MLB need not rely on a court to suspend a player under the Program. The collective bargaining agreement empowers the league to act as an investigator in gathering evidence, and as a judge in determining whether there is sufficient evidence for a suspension. If MLB pays a witness for documents or cooperation, it is MLB that then decides if those payments compromise the evidence. Not very likely.
A suspended player may appeal that suspension to an arbitrator, as Ryan Braun did in early 2012 when he purportedly tested positive for a PED. But the collective bargaining agreement leaves little — if any — room for appeals to a court after the arbitrator issues his ruling. In other words, there’s not much of a check on MLB’s conduct or decision-making — certainly not enough to deter the league from vigorously pursuing and paying for Biogenesis witnesses and documents.
But things could be much dicier for players who purchased Biogenesis documents from the clinic’s former employees — especially if the players destroyed the documents. While the federal government doesn’t have an active investigation into Biogenesis — like it did with BALCO — the Florida Department of Health is reportedly investigating the clinic and its former director, Anthony Bosch. Buying documents related to a pending investigation and then destroying those documents could very well subject the purchaser to obstruction of justice charges.

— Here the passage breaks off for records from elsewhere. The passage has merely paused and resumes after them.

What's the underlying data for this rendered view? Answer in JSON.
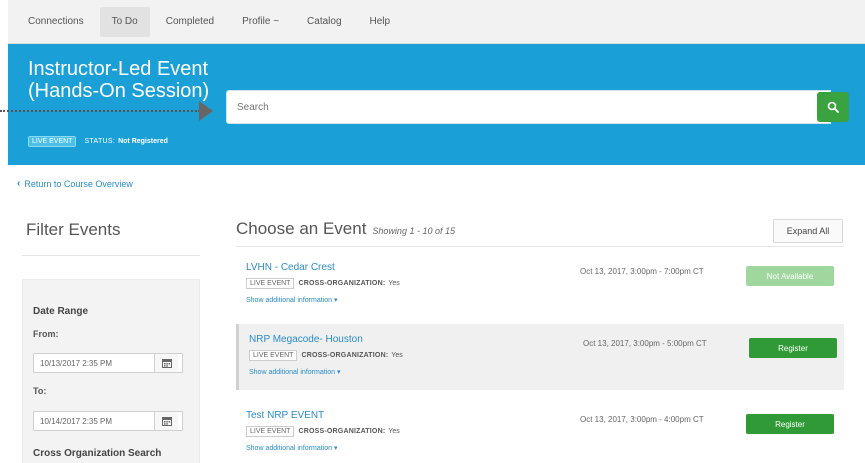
{
  "nav": {
    "items": [
      "Connections",
      "To Do",
      "Completed",
      "Profile ~",
      "Catalog",
      "Help"
    ],
    "active_index": 1
  },
  "hero": {
    "title": "Instructor-Led Event (Hands-On Session)",
    "badge": "LIVE EVENT",
    "status_label": "STATUS:",
    "status_value": "Not Registered"
  },
  "search": {
    "placeholder": "Search",
    "value": ""
  },
  "back_link": "Return to Course Overview",
  "sidebar": {
    "title": "Filter Events",
    "date_range_heading": "Date Range",
    "from_label": "From:",
    "from_value": "10/13/2017 2:35 PM",
    "to_label": "To:",
    "to_value": "10/14/2017 2:35 PM",
    "cross_org_heading": "Cross Organization Search"
  },
  "main": {
    "title": "Choose an Event",
    "showing": "Showing 1 - 10 of 15",
    "expand_all": "Expand All"
  },
  "events": [
    {
      "name": "LVHN - Cedar Crest",
      "badge": "LIVE EVENT",
      "cross_org_label": "CROSS-ORGANIZATION:",
      "cross_org_value": "Yes",
      "more": "Show additional information ▾",
      "date": "Oct 13, 2017, 3:00pm - 7:00pm CT",
      "button": "Not Available",
      "button_style": "faded"
    },
    {
      "name": "NRP Megacode- Houston",
      "badge": "LIVE EVENT",
      "cross_org_label": "CROSS-ORGANIZATION:",
      "cross_org_value": "Yes",
      "more": "Show additional information ▾",
      "date": "Oct 13, 2017, 3:00pm - 5:00pm CT",
      "button": "Register",
      "button_style": "green"
    },
    {
      "name": "Test NRP EVENT",
      "badge": "LIVE EVENT",
      "cross_org_label": "CROSS-ORGANIZATION:",
      "cross_org_value": "Yes",
      "more": "Show additional information ▾",
      "date": "Oct 13, 2017, 3:00pm - 4:00pm CT",
      "button": "Register",
      "button_style": "green"
    }
  ],
  "colors": {
    "header_blue": "#1a9fd6",
    "link_blue": "#2a8cc8",
    "register_green": "#2f9a36",
    "not_available_green": "#9fd79f"
  }
}
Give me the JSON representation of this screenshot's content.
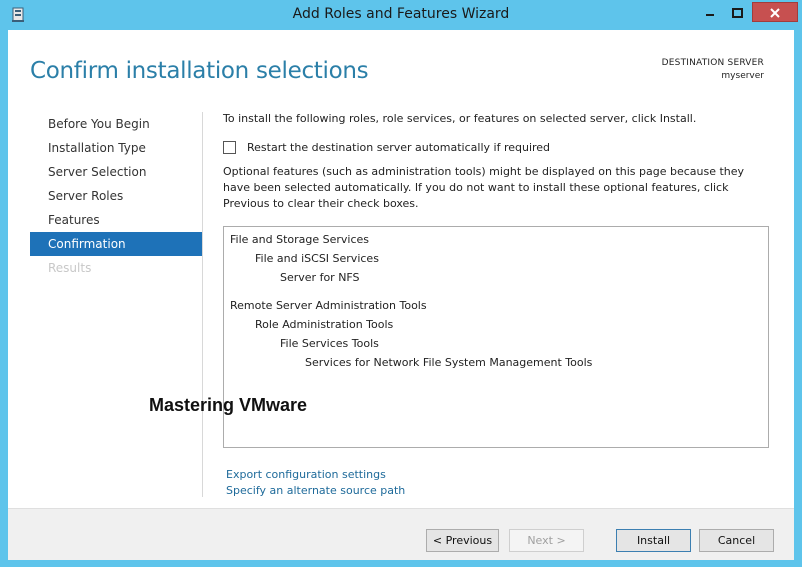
{
  "window": {
    "title": "Add Roles and Features Wizard"
  },
  "header": {
    "title": "Confirm installation selections",
    "destination_label": "DESTINATION SERVER",
    "destination_name": "myserver"
  },
  "nav": {
    "items": [
      {
        "label": "Before You Begin"
      },
      {
        "label": "Installation Type"
      },
      {
        "label": "Server Selection"
      },
      {
        "label": "Server Roles"
      },
      {
        "label": "Features"
      },
      {
        "label": "Confirmation"
      },
      {
        "label": "Results"
      }
    ]
  },
  "content": {
    "intro": "To install the following roles, role services, or features on selected server, click Install.",
    "restart_label": "Restart the destination server automatically if required",
    "optional_text": "Optional features (such as administration tools) might be displayed on this page because they have been selected automatically. If you do not want to install these optional features, click Previous to clear their check boxes.",
    "features": [
      {
        "label": "File and Storage Services"
      },
      {
        "label": "File and iSCSI Services"
      },
      {
        "label": "Server for NFS"
      },
      {
        "label": "Remote Server Administration Tools"
      },
      {
        "label": "Role Administration Tools"
      },
      {
        "label": "File Services Tools"
      },
      {
        "label": "Services for Network File System Management Tools"
      }
    ],
    "export_link": "Export configuration settings",
    "alternate_link": "Specify an alternate source path"
  },
  "watermark": "Mastering VMware",
  "footer": {
    "previous": "< Previous",
    "next": "Next >",
    "install": "Install",
    "cancel": "Cancel"
  },
  "colors": {
    "titlebar": "#5ec4eb",
    "accent": "#2b7fa8",
    "nav_active": "#1e72b8",
    "close_button": "#c75050",
    "link": "#1e6a9a"
  },
  "icons": {
    "app": "server-manager-icon",
    "minimize": "minimize-icon",
    "maximize": "maximize-icon",
    "close": "close-icon"
  }
}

Whichever way this turns next — and if history is any guide, there will be many more unexpected turns — there is no doubt about MLB’s zeal to uncover evidence linking players to Biogenesis and PEDs.
Update: Several folks have asked about the effect of HIPAA on efforts to purchase Biogenesis documents. I’ve taken a look at HIPAA and the answer is: It is not clear.
HIPAA is an acronym for the federal law known as the Health Insurance Portability and Accountability Act, enacted in 1996. The law contains a provision requiring that certain health care-related entities maintain the privacy of consumers’ personal health care information. The law is administered by the federal Department of Health and Human Services. That agency issued regulations to carry out HIPAA’s mandate.
Under HHS regulations, HIPAA applies only to “covered health care providers,” defined as (1) a health care provider that conducts certain transactions in electronic form; (2) a health care clearinghouse; and (3) a health plan. From what we know, Biogenesis is neither a health care clearinghouse nor a health plan. The question is whether it is a “health care provider that conducts certain transactions in electronic form.”
From what we’ve seen so far, it’s difficult to know if Biogenesis qualified as a covered entity under HIPAA. Most, if not all, of the documents obtained by the Miami New Times, Yahoo! and ESPN were handwritten notes. We just don’t know if Biogenesis transmitted records, prescriptions, or invoices electronically — either by e-mail, fax or otherwise. If the clinic avoided such electronic transmissions, then its records would be exempt from HIPAA compliance.
Note also that there is no civil remedy for a HIPAA violation. An individual whose health records were disclosed in violation of HIPAA cannot sue for damages. Only government agencies have enforcement powers under HIPAA. That may be one of the avenues for investigation by the Florida Department of Health.
As with every other aspect of Biogenesis and the MLB investigation, the HIPAA issues are murky.